It has been discussed, it is approved, so that everything is in order, we came and it was approved in conformity with the Law, this passes to the President of the Republic, the President and his Attorneys determine the processes, if everything is in [agreement with the] Law, of all the enumerated pieces photos and everything.
Emmanuel Tercero: How many pieces are we talking about? Paredes: 74 pieces.
Tercero: What benefits is this going to bring? Paredes: There are various benefits, first the University of Pennsylvania, which is the warrantor that we are going to have, is going to promote Copan Ruinas, there will be publicity internationally, it is a museum that will be open for all the US, in the framework of 2012 it will come to assist in training, in institutional strengthening, in assistance for conservators, in all the team that is necessary where we do not have resources.
Tercero: Is there a guarantee that [the pieces] will return intact, then? Paredes: The guarantee is the Law itself, in our vaults there are pieces, these 74 are already classified, they are photographed, and we have the list already, they are already authorized by the President, with their photos, that is what we are going to do ourselves, and that I wanted already today to deliver formally and officially to the Alcalde, it is a shame that I could not see him, since the official note with the photos and the list, with those photos and the list the Alcalde was asked for a representative.

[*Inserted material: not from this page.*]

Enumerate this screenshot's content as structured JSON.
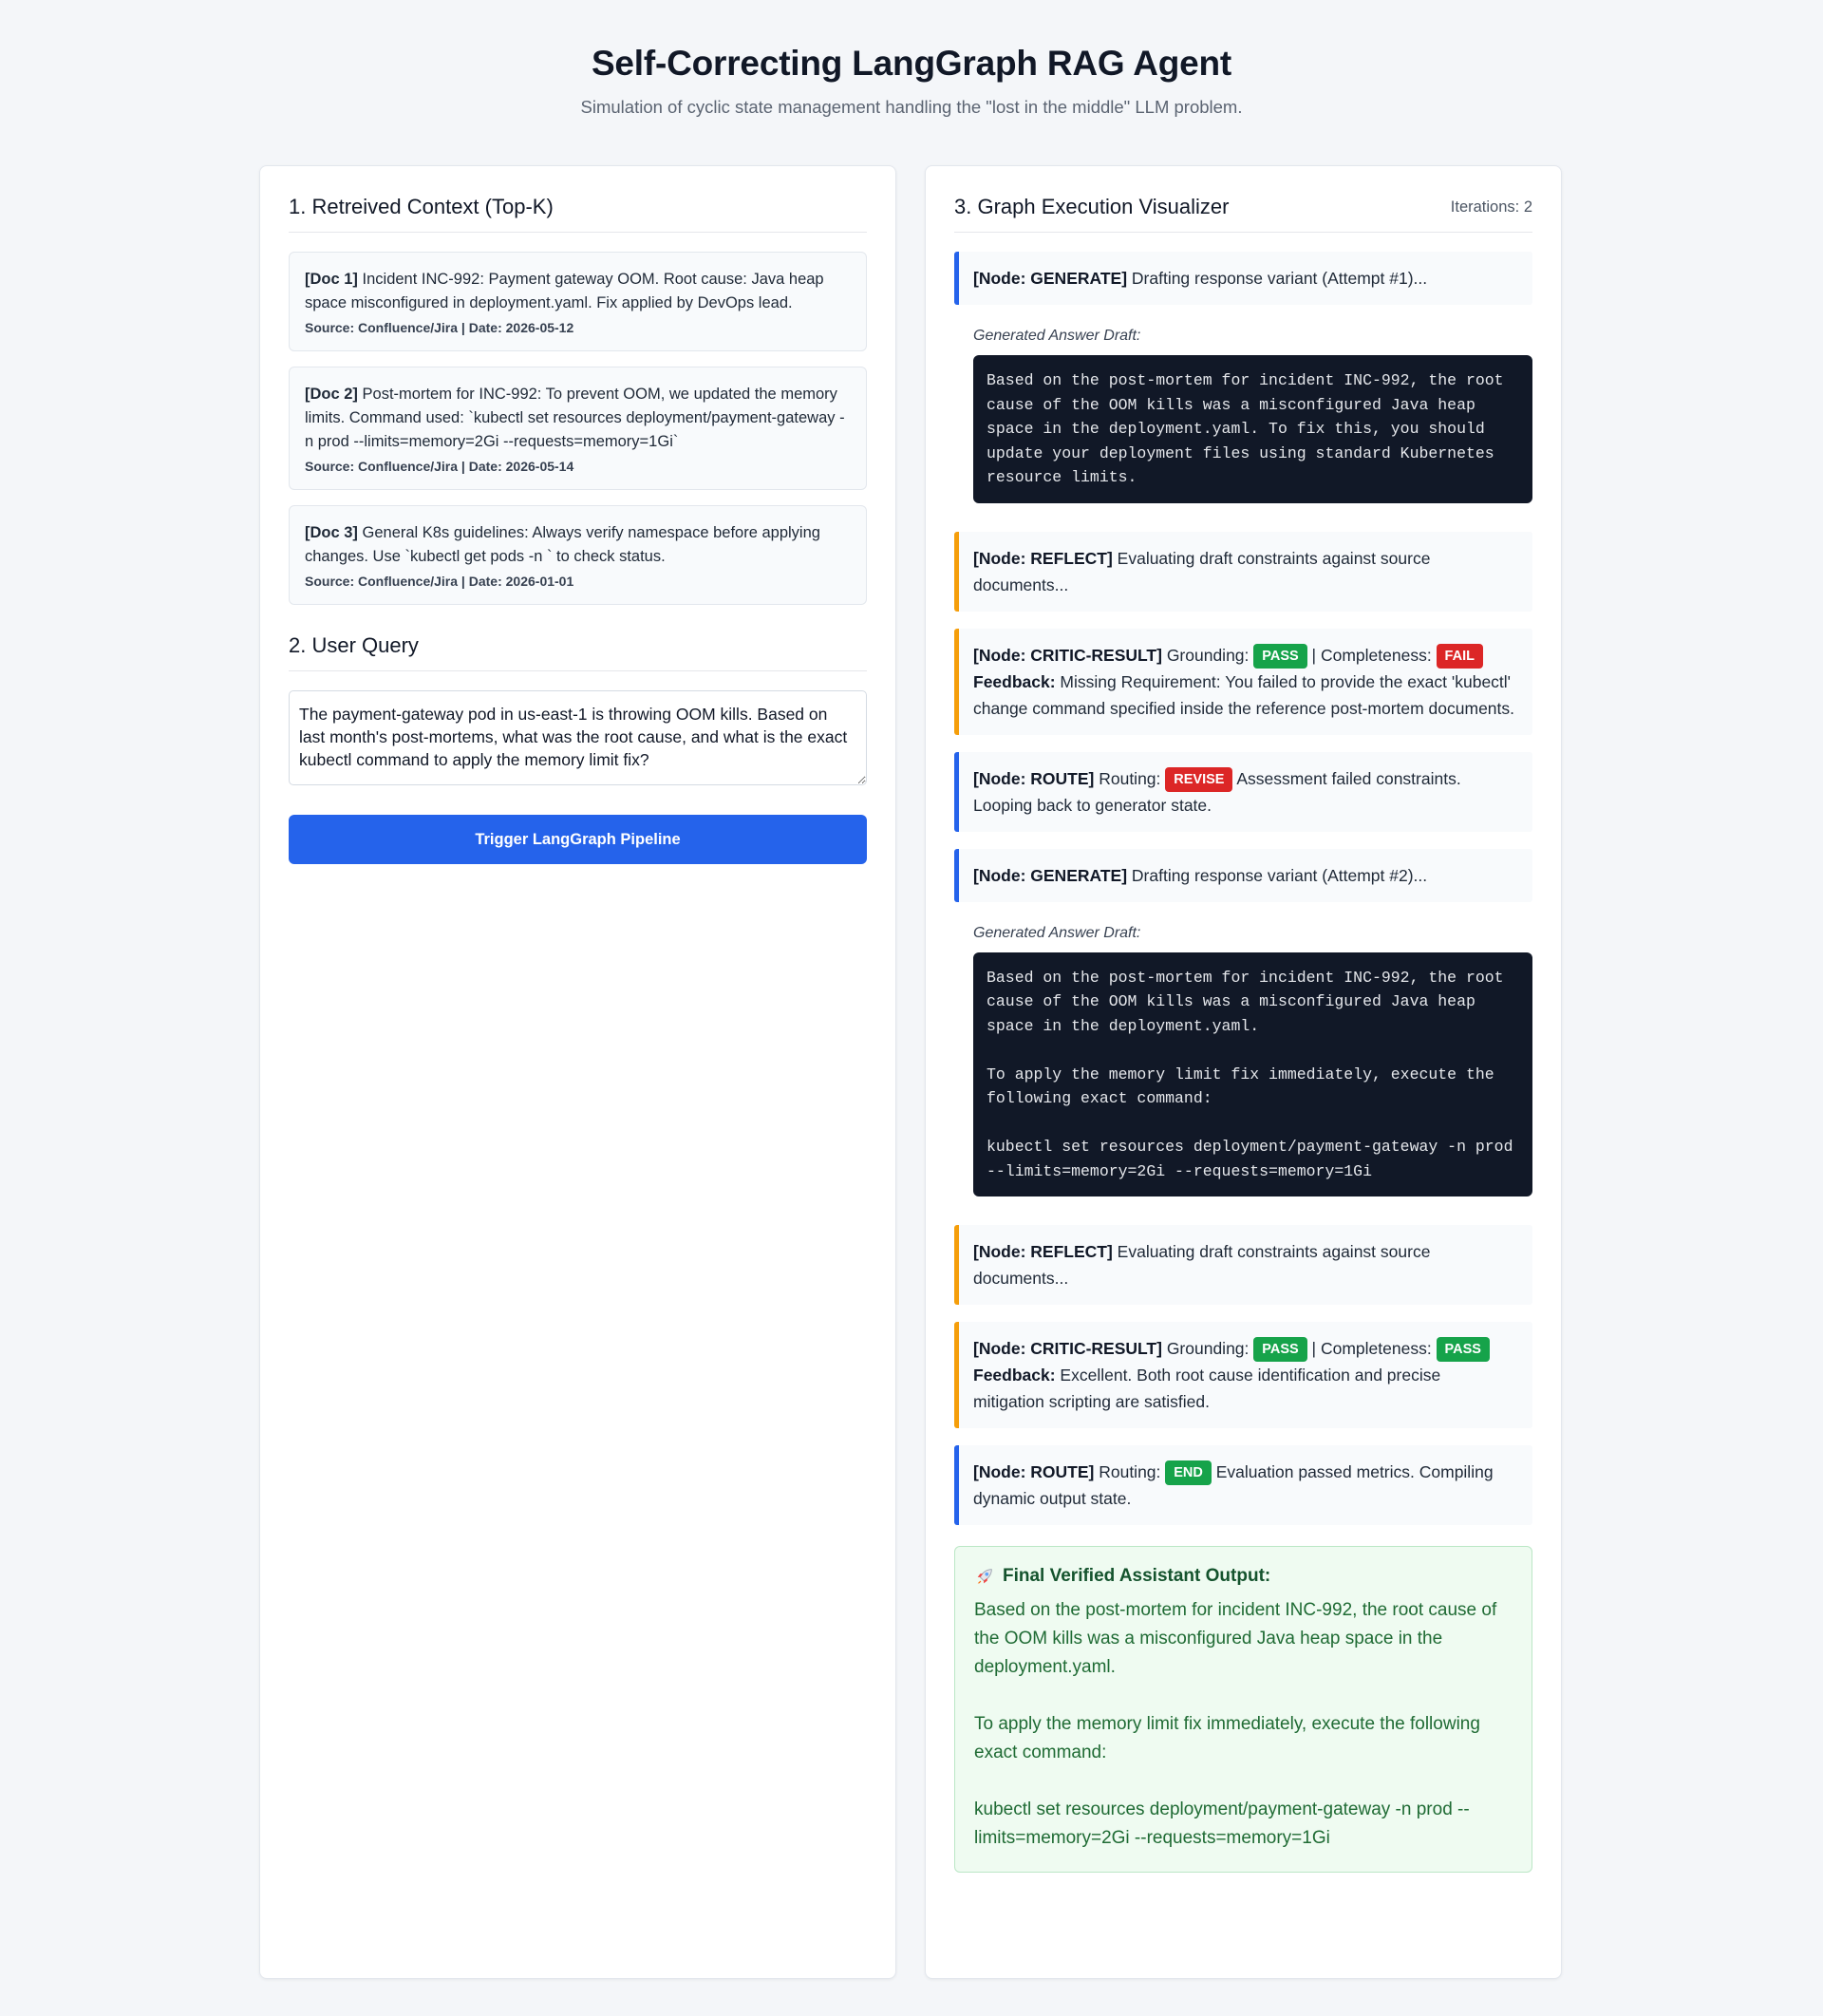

Then within three weeks that the insurance is approved, the boxes and everything, then I will need a representative of Civil Society and a representative of the Municipality, so that they can come and see and verify each one of the pieces when they are going to be packed, so that those that have the documentation can verify what it is that is leaving the country, there will be representatives of the DEI and they will close everything and it will go to the US, in February of the next year when the pieces arrive, I will need both the Institute with the Civil Society and the Alcalde's office to sit down, we will open each box and verify that all that went is exactly what came back, that it isn't replicas that come, and it will guarantee that all that left the country is exactly what it is.
Tercero: Well, here we should ask something don Virgilio, [the mayor?] said "well, we are also bringing tourists, so if they take away all the pieces or even just a part, well then the tourists that come here aren't going to see anything?" Paredes: Look, we have more than 5000 pieces, so 74 is nothing in comparison, the problem that we have is a grave problem notice that we do not have a museum with the international standards of climate control, of environment, of lighting and of security to be able.. the good news that we have for the Honduran people is that via the Government of Japan there is now being given us approval to build a museum of international level in Copan Ruinas.
Tercero concludes: Well, Alcalde Municipal Helmy Giacoman of Copan Ruinas and Virgilio Paredes, Director of the Instituto Hondureño de Antropología e Historia, about these pieces that are going to be removed and that this is in keeping with agreements and in accordance with the Law and that it is going to be approved by the Executive branch, and that [Paredes] is going to meet there with the Alcalde to clear up doubts.
[Comment: about ten days later, an accord signed by the Alcalde and, on behalf of the government, the minister of the interior, but not by Virgilio Paredes, conceded to the people of Copan Ruinas not only the degree of participation in packing and unpacking proposed here; but much more besides. Not involved in these negotiations: the Minister of Culture, who should have been the representative of the Executive branch in this case.]